▶ About this exercise
Would you set down every line of the data below exactly as it reads?

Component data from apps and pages

★ ★ ★ ★

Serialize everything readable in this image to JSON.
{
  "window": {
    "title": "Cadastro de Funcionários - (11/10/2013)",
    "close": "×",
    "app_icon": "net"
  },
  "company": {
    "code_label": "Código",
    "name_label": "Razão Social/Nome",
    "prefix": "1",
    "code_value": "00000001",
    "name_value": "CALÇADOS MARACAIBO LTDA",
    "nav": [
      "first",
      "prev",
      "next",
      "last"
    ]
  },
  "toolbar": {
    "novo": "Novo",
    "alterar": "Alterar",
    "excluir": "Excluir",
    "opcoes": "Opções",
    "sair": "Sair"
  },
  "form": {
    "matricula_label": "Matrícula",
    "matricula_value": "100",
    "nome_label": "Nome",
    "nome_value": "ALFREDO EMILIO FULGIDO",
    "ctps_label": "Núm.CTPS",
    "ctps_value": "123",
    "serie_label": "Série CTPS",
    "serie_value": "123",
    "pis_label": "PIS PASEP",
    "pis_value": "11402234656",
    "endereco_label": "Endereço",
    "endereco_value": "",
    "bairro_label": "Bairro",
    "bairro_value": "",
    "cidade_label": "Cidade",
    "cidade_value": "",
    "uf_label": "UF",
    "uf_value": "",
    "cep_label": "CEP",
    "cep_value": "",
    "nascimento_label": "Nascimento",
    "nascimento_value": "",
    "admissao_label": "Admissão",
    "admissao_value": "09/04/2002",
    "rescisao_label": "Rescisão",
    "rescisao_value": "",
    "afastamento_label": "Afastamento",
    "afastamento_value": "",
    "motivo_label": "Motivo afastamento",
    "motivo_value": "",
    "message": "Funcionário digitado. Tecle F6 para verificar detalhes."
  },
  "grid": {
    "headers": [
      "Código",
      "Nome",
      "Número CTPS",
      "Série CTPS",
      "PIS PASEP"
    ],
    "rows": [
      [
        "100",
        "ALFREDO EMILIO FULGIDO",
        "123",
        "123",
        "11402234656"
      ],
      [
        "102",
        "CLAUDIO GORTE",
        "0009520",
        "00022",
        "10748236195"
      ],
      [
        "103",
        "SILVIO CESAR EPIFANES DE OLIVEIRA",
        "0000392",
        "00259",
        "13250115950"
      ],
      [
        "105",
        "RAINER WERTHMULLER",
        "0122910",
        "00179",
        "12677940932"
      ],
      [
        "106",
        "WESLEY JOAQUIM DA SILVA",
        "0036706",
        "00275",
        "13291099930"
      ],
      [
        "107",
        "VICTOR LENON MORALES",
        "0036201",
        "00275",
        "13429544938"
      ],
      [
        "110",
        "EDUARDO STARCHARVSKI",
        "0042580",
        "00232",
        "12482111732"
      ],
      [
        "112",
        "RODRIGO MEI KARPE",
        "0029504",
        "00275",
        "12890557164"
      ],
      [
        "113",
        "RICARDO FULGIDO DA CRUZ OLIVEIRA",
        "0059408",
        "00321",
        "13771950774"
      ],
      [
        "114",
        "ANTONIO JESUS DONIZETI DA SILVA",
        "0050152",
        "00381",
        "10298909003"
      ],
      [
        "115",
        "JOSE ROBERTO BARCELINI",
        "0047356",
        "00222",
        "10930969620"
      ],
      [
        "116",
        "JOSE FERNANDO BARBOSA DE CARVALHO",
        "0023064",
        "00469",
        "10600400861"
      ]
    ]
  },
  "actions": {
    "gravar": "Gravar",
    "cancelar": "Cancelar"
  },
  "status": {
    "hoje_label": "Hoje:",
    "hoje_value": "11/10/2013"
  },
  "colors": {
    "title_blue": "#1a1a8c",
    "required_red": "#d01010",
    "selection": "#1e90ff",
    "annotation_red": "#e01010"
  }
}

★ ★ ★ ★

▶ Exercise answer
Serialize everything readable in this image to JSON.
{
  "window": {
    "title": "Cadastro de Funcionários - (11/10/2013)",
    "close": "×",
    "app_icon": "net"
  },
  "company": {
    "code_label": "Código",
    "name_label": "Razão Social/Nome",
    "prefix": "1",
    "code_value": "00000001",
    "name_value": "CALÇADOS MARACAIBO LTDA",
    "nav": [
      "first",
      "prev",
      "next",
      "last"
    ]
  },
  "toolbar": {
    "novo": "Novo",
    "alterar": "Alterar",
    "excluir": "Excluir",
    "opcoes": "Opções",
    "sair": "Sair"
  },
  "form": {
    "matricula_label": "Matrícula",
    "matricula_value": "100",
    "nome_label": "Nome",
    "nome_value": "ALFREDO EMILIO FULGIDO",
    "ctps_label": "Núm.CTPS",
    "ctps_value": "123",
    "serie_label": "Série CTPS",
    "serie_value": "123",
    "pis_label": "PIS PASEP",
    "pis_value": "11402234656",
    "endereco_label": "Endereço",
    "endereco_value": "",
    "bairro_label": "Bairro",
    "bairro_value": "",
    "cidade_label": "Cidade",
    "cidade_value": "",
    "uf_label": "UF",
    "uf_value": "",
    "cep_label": "CEP",
    "cep_value": "",
    "nascimento_label": "Nascimento",
    "nascimento_value": "",
    "admissao_label": "Admissão",
    "admissao_value": "09/04/2002",
    "rescisao_label": "Rescisão",
    "rescisao_value": "",
    "afastamento_label": "Afastamento",
    "afastamento_value": "",
    "motivo_label": "Motivo afastamento",
    "motivo_value": "",
    "message": "Funcionário digitado. Tecle F6 para verificar detalhes."
  },
  "grid": {
    "headers": [
      "Código",
      "Nome",
      "Número CTPS",
      "Série CTPS",
      "PIS PASEP"
    ],
    "rows": [
      [
        "100",
        "ALFREDO EMILIO FULGIDO",
        "123",
        "123",
        "11402234656"
      ],
      [
        "102",
        "CLAUDIO GORTE",
        "0009520",
        "00022",
        "10748236195"
      ],
      [
        "103",
        "SILVIO CESAR EPIFANES DE OLIVEIRA",
        "0000392",
        "00259",
        "13250115950"
      ],
      [
        "105",
        "RAINER WERTHMULLER",
        "0122910",
        "00179",
        "12677940932"
      ],
      [
        "106",
        "WESLEY JOAQUIM DA SILVA",
        "0036706",
        "00275",
        "13291099930"
      ],
      [
        "107",
        "VICTOR LENON MORALES",
        "0036201",
        "00275",
        "13429544938"
      ],
      [
        "110",
        "EDUARDO STARCHARVSKI",
        "0042580",
        "00232",
        "12482111732"
      ],
      [
        "112",
        "RODRIGO MEI KARPE",
        "0029504",
        "00275",
        "12890557164"
      ],
      [
        "113",
        "RICARDO FULGIDO DA CRUZ OLIVEIRA",
        "0059408",
        "00321",
        "13771950774"
      ],
      [
        "114",
        "ANTONIO JESUS DONIZETI DA SILVA",
        "0050152",
        "00381",
        "10298909003"
      ],
      [
        "115",
        "JOSE ROBERTO BARCELINI",
        "0047356",
        "00222",
        "10930969620"
      ],
      [
        "116",
        "JOSE FERNANDO BARBOSA DE CARVALHO",
        "0023064",
        "00469",
        "10600400861"
      ]
    ]
  },
  "actions": {
    "gravar": "Gravar",
    "cancelar": "Cancelar"
  },
  "status": {
    "hoje_label": "Hoje:",
    "hoje_value": "11/10/2013"
  },
  "colors": {
    "title_blue": "#1a1a8c",
    "required_red": "#d01010",
    "selection": "#1e90ff",
    "annotation_red": "#e01010"
  }
}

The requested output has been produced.